A European report on Islamophobia has referred to “worrying developments” in the treatment and perception of Muslims in Ireland.
The Irish chapter of the new European Islamophobia Report 2016 also criticises media coverage of events involving Muslims.
The Irish chapter of the report was written by James Carr, lecturer in sociology at the University of Limerick, who cited the lack of hate-crime legislation and the potential for exclusion of Muslims within the Irish education system.
He also wrote: “The past twelve months have witnessed, arguably, the most worrying developments on the political level, when it comes to anti-Muslim/Islam groups, including PEGIDA, and also the National Party, among others; including pronouncements by mainstream political actors.”
Referring to “a paucity of data” in relation to hate crime, Mr Carr said he wrote to the Central Statistics Office (CSO) for figures on the number of incidents involving Muslims, but it was not available.
Instead, he refers to reports collected by the European Network Against Racism Ireland (ENAR), which this week released half-yearly figures. These show an increase in the number of reports of alleged racism it has received.
The report also referred to abuse on social media and of “problematic” reporting in mainstream media, with Mr Carr claiming that “even those articles that evidenced some nuance continue to co-locate the word “Islamic” with terms such as “terror attack”; “terrorists”; “extremists”.

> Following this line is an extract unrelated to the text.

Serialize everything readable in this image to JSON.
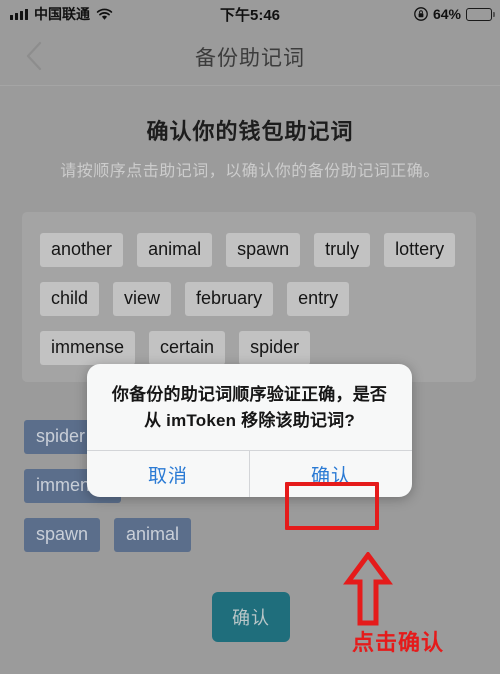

Meanwhile, the president of the European Jewish Congress, Moshe Kantor, said he was “alarmed” by the reported weaknesses in criminal law in Ireland and in the training of gardaí in dealing with racism, and also by the level of statutory support for victims.
Responding to the ENAR’s Report of Racism in Ireland, Mr Kantor said: “I am alarmed by the data presented by the ENAR that highlights not just an increase in hate crime in Ireland, but weaknesses in the current system for dealing with racism and supporting victims.”